## [What the exercise asks]
Look through the data for the string "Ressources". Copy every line where it is found.

Page and application data records:
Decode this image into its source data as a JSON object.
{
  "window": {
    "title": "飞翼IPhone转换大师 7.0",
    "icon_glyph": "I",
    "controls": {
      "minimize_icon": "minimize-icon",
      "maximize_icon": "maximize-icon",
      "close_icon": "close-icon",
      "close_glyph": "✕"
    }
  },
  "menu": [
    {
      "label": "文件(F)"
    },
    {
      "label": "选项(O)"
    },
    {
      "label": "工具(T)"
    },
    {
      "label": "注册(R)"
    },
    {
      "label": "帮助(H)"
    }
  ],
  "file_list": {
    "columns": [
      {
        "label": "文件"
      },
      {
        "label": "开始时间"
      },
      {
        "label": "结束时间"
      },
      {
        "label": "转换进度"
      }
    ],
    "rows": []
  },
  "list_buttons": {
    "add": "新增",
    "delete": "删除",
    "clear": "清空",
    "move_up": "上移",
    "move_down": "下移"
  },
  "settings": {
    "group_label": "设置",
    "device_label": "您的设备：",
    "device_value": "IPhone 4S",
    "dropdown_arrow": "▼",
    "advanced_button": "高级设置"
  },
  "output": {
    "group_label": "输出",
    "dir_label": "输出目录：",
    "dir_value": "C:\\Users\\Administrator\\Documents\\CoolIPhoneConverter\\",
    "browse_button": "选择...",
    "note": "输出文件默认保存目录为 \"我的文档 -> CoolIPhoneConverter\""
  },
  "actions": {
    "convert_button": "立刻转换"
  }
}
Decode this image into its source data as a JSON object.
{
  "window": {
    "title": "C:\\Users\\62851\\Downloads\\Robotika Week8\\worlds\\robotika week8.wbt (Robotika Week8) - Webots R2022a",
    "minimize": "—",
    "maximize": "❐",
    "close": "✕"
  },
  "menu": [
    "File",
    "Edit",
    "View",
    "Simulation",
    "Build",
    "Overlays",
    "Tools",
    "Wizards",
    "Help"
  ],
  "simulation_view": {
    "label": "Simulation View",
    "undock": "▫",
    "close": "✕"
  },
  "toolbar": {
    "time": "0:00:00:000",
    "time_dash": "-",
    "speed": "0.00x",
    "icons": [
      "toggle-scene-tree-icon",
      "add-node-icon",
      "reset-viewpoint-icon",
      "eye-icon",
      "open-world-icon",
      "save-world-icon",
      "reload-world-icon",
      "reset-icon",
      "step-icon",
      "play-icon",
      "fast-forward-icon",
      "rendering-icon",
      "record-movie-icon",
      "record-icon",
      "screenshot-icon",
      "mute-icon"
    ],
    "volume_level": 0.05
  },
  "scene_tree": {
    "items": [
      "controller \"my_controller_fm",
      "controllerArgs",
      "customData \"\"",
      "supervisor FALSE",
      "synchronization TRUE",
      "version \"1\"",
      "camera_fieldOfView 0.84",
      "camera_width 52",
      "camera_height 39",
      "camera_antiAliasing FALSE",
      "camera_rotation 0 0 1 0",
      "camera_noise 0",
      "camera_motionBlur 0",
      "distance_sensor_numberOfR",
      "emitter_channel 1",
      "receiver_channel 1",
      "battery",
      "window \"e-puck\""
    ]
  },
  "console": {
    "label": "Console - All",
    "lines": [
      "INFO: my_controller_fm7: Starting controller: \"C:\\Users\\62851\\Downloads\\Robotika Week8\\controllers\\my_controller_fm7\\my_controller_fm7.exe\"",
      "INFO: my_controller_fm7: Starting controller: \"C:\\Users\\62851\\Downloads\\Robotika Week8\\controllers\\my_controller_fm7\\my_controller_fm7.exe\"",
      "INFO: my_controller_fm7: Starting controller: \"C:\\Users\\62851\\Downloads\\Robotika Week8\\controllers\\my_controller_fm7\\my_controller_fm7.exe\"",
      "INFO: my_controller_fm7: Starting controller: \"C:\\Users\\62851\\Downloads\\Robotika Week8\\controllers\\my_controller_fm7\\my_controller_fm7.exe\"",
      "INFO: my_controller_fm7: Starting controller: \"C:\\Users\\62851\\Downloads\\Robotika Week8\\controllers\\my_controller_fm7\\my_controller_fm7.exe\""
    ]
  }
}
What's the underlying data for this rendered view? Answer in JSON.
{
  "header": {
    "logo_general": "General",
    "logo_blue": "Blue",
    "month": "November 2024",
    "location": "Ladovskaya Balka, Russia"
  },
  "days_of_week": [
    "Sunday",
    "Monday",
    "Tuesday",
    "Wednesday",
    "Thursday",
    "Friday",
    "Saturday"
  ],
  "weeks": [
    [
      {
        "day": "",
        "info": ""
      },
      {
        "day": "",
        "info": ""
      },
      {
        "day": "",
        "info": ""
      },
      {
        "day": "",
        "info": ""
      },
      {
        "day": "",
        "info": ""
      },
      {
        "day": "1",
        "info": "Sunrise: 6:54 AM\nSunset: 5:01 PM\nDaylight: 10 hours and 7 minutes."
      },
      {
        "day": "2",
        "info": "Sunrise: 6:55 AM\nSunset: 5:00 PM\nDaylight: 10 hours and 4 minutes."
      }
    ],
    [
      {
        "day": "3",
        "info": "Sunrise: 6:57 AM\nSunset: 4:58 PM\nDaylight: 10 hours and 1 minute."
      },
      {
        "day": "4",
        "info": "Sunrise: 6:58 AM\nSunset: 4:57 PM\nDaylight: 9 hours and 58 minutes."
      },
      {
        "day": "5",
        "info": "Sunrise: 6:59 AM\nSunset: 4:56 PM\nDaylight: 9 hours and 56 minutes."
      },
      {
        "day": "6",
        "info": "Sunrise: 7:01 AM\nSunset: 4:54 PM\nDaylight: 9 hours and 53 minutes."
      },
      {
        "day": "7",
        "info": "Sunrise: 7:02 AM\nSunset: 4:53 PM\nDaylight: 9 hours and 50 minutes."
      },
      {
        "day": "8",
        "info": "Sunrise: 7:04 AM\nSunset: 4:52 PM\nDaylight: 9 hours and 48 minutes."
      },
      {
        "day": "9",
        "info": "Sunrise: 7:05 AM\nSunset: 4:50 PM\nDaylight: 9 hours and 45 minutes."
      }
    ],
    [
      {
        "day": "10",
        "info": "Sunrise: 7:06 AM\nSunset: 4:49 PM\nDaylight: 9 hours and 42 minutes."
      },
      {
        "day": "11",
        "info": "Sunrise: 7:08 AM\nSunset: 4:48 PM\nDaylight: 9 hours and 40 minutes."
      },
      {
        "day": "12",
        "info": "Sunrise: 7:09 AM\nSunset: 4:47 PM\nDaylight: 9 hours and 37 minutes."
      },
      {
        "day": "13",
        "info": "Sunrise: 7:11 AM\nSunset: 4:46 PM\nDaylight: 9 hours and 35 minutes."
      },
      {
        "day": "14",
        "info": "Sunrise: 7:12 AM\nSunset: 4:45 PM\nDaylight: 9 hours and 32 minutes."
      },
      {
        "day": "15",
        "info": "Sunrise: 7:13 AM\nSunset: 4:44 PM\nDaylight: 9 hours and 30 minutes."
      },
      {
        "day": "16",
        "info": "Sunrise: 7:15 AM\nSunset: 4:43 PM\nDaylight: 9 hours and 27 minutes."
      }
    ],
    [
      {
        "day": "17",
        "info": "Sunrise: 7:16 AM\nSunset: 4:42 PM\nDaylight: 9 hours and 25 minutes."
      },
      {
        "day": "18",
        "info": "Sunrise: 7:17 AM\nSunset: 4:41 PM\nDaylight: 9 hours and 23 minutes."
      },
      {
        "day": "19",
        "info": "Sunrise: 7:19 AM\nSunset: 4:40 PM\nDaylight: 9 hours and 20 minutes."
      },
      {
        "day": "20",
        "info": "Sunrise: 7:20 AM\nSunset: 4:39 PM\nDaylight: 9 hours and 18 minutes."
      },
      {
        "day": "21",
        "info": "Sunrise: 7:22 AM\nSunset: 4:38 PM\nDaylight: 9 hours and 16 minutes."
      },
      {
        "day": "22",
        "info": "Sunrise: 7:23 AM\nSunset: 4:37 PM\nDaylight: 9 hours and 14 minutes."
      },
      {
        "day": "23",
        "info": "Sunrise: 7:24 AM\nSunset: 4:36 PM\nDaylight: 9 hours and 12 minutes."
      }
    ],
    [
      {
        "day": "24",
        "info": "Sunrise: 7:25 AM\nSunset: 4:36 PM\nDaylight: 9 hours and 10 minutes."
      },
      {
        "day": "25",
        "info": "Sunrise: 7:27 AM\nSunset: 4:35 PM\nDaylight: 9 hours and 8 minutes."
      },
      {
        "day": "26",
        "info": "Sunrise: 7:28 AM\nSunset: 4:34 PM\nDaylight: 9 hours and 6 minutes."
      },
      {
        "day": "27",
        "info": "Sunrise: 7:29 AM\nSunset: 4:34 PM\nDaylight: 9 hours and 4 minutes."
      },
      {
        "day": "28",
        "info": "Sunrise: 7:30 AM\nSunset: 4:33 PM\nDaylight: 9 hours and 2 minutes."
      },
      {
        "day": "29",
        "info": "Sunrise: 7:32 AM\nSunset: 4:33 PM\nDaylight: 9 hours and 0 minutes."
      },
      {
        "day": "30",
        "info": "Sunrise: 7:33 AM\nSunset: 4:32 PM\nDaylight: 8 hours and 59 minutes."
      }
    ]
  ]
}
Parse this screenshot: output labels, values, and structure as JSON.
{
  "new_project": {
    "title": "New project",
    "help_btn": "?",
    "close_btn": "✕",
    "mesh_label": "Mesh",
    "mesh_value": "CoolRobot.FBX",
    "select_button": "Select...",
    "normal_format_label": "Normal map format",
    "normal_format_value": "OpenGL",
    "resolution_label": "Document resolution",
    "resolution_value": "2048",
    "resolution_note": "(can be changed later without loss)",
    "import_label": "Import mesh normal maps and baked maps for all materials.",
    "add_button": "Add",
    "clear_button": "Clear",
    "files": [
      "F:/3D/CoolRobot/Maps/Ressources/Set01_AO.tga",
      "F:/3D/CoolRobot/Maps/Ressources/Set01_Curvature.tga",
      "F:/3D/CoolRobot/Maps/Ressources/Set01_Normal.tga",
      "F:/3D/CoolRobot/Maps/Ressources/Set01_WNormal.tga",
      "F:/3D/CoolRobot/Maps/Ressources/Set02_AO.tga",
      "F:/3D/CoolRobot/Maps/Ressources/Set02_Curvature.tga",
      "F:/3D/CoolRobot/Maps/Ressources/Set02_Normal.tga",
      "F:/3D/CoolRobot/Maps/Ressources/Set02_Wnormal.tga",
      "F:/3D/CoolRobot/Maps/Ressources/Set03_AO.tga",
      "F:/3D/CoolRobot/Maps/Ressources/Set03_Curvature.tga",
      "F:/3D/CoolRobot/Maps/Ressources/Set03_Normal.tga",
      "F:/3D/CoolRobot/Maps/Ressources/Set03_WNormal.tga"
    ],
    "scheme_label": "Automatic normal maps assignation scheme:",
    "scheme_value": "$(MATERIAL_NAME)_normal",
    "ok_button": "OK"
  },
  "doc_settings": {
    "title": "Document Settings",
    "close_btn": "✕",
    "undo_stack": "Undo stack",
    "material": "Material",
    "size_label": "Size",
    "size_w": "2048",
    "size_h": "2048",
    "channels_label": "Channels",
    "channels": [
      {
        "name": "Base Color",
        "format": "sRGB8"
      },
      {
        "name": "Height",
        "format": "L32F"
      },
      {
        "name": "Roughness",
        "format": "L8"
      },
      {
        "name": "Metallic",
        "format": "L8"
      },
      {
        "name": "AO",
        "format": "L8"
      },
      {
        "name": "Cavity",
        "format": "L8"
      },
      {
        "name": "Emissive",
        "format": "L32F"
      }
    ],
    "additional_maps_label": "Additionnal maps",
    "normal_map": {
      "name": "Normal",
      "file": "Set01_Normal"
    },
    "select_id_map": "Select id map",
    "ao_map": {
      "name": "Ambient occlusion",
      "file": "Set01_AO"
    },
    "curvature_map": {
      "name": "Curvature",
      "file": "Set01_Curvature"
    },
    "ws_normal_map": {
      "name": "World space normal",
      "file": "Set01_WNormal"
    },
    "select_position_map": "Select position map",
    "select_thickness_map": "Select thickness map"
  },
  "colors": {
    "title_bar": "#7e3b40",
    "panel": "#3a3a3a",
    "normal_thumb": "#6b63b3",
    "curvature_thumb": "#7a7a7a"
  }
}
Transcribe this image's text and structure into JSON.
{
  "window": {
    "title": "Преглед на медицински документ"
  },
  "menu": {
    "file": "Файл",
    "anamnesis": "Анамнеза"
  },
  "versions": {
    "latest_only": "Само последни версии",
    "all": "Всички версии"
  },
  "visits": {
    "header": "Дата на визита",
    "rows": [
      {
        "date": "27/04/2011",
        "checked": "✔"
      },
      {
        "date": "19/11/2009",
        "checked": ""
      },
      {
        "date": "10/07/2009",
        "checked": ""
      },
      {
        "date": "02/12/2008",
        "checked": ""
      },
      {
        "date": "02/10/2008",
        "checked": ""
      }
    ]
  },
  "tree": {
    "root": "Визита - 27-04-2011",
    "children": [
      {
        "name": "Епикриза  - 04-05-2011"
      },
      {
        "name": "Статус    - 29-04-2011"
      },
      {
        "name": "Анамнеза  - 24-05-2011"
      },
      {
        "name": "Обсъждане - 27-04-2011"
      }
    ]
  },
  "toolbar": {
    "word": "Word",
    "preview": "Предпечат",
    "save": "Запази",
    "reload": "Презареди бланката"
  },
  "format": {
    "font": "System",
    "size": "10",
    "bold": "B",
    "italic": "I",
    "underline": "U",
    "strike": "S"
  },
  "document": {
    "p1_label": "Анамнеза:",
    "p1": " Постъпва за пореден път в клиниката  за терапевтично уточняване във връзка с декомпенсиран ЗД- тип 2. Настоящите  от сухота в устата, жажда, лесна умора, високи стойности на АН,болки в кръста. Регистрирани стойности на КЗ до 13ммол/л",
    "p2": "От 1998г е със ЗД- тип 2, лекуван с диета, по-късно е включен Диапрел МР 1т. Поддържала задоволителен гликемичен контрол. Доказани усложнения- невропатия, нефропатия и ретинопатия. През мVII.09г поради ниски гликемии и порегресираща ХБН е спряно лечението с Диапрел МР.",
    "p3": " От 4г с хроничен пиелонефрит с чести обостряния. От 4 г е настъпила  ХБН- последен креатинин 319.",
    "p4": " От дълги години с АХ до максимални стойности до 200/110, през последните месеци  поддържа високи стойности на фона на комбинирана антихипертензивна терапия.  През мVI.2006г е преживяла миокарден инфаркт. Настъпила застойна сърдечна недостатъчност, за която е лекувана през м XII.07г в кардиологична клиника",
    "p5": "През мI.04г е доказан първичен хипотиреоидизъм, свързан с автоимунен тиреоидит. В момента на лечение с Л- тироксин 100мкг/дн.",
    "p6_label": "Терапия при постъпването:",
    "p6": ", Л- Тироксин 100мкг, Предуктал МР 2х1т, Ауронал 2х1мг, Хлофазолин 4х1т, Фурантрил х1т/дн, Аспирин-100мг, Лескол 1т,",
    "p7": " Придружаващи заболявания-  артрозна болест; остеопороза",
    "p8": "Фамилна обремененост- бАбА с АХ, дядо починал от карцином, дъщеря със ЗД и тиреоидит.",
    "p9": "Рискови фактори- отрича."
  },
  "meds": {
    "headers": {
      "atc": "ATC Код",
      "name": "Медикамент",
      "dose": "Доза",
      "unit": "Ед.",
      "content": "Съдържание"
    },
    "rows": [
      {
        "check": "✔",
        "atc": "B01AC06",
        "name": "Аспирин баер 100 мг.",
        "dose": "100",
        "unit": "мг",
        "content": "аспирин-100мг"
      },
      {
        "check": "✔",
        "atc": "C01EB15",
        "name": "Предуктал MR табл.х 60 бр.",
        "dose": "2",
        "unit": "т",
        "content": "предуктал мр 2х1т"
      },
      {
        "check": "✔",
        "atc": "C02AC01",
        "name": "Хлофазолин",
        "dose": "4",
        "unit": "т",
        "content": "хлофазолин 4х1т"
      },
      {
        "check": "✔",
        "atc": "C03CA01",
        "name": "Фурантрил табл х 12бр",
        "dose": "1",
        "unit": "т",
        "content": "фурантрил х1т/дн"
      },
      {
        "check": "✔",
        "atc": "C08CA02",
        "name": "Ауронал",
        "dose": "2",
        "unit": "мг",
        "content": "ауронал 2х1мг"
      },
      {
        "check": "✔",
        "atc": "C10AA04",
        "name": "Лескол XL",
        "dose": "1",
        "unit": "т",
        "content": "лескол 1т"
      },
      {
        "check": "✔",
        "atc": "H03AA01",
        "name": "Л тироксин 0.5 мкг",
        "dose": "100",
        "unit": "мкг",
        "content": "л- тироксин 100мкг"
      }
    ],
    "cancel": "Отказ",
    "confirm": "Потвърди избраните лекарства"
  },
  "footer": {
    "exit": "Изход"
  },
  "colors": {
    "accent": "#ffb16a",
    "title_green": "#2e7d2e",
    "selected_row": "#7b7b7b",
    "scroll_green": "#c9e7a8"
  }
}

## [Task answer]
      "F:/3D/CoolRobot/Maps/Ressources/Set01_AO.tga",
      "F:/3D/CoolRobot/Maps/Ressources/Set01_Curvature.tga",
      "F:/3D/CoolRobot/Maps/Ressources/Set01_Normal.tga",
      "F:/3D/CoolRobot/Maps/Ressources/Set01_WNormal.tga",
      "F:/3D/CoolRobot/Maps/Ressources/Set02_AO.tga",
      "F:/3D/CoolRobot/Maps/Ressources/Set02_Curvature.tga",
      "F:/3D/CoolRobot/Maps/Ressources/Set02_Normal.tga",
      "F:/3D/CoolRobot/Maps/Ressources/Set02_Wnormal.tga",
      "F:/3D/CoolRobot/Maps/Ressources/Set03_AO.tga",
      "F:/3D/CoolRobot/Maps/Ressources/Set03_Curvature.tga",
      "F:/3D/CoolRobot/Maps/Ressources/Set03_Normal.tga",
      "F:/3D/CoolRobot/Maps/Ressources/Set03_WNormal.tga"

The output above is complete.